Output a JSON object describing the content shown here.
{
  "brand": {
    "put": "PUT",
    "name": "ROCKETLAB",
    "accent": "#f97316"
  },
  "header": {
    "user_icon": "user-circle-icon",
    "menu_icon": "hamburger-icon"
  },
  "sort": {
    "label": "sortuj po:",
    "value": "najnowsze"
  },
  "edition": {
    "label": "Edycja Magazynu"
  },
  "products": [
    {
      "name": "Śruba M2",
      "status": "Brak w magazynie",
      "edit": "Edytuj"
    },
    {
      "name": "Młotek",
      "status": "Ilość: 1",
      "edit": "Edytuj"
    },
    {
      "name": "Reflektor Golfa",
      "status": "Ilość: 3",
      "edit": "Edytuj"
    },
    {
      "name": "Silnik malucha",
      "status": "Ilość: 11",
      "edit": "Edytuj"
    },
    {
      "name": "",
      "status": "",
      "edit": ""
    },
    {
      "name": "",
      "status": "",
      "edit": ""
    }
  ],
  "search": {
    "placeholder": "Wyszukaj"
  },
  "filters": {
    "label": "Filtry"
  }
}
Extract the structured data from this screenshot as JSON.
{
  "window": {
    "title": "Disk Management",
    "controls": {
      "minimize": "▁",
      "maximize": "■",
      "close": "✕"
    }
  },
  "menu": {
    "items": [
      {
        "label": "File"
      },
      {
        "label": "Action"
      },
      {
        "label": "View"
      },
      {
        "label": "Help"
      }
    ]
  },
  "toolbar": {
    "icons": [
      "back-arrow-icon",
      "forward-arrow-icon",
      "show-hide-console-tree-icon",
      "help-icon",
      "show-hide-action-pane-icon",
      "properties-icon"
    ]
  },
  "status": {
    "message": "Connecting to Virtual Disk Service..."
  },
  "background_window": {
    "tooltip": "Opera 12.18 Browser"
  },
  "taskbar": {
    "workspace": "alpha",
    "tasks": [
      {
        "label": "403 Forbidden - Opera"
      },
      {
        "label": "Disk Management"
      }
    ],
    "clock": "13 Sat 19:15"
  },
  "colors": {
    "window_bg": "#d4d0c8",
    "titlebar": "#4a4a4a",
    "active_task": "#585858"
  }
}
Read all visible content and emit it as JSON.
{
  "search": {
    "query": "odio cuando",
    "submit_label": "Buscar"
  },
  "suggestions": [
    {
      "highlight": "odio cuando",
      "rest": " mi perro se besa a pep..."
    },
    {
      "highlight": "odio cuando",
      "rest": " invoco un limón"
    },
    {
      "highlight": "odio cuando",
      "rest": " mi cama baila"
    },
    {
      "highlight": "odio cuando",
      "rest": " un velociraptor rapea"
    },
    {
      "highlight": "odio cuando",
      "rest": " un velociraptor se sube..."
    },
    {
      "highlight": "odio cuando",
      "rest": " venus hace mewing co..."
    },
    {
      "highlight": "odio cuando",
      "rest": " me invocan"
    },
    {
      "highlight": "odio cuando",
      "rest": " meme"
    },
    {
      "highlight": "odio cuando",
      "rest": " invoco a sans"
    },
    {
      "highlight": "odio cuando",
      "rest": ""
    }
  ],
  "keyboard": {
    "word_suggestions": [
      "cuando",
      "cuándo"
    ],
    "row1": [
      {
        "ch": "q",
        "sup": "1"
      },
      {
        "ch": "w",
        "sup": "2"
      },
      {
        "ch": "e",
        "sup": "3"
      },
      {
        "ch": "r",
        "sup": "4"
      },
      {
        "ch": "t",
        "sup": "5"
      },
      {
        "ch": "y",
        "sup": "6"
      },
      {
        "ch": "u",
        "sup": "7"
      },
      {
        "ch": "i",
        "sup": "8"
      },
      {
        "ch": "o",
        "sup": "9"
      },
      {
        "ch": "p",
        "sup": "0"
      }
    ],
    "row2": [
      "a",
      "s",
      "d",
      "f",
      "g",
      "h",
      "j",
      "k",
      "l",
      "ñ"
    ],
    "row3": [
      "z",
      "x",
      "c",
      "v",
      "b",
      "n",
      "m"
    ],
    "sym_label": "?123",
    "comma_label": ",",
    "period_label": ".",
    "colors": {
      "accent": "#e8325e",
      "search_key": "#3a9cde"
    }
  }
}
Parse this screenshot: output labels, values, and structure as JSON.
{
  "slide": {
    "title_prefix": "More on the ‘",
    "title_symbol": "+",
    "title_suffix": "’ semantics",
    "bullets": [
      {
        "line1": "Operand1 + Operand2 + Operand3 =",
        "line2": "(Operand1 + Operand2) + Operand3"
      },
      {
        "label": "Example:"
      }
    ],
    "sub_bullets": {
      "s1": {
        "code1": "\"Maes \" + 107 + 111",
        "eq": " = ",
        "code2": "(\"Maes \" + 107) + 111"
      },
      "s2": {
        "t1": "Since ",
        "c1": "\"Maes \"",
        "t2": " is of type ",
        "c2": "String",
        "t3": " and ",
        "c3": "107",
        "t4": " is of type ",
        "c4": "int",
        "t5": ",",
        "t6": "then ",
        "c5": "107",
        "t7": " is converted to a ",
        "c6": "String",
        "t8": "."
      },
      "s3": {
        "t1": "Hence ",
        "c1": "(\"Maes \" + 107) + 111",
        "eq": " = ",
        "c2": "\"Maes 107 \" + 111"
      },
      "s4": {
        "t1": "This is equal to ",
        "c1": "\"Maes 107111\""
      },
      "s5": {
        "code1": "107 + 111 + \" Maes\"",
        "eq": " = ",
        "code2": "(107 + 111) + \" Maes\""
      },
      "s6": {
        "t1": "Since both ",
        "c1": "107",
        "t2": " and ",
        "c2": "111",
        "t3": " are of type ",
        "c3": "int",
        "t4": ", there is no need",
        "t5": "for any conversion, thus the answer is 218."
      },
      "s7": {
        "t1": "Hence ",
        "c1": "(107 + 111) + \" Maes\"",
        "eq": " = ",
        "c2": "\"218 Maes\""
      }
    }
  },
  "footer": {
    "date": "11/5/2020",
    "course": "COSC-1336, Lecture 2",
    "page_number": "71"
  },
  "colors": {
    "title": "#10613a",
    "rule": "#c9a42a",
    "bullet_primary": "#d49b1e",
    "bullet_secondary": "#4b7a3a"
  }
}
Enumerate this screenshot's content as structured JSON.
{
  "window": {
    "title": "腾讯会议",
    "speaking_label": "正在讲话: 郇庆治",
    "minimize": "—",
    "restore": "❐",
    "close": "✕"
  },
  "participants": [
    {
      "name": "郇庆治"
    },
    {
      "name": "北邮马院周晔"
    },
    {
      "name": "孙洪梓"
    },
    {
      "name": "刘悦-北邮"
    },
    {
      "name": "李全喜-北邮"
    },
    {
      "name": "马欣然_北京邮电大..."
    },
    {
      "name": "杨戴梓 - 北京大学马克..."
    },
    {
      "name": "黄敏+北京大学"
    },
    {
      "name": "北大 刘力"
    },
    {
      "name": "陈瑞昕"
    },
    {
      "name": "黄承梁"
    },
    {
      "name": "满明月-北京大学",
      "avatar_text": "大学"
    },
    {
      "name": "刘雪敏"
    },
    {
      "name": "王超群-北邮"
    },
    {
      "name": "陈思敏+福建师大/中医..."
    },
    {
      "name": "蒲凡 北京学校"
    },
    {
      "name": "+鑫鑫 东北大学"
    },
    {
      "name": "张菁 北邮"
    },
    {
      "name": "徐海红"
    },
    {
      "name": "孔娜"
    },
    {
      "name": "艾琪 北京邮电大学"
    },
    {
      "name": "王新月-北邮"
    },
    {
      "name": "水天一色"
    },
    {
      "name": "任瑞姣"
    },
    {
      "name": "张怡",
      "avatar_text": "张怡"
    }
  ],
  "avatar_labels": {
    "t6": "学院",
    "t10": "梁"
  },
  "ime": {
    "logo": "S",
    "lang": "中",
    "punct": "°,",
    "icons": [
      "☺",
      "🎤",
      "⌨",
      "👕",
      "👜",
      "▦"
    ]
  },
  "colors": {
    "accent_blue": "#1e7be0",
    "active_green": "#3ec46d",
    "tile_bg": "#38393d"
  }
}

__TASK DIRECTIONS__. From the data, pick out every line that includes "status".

__PROBLEM SOLUTION__.
      "status": "Brak w magazynie",
      "status": "Ilość: 1",
      "status": "Ilość: 3",
      "status": "Ilość: 11",
      "status": "",
      "status": "",
  "status": {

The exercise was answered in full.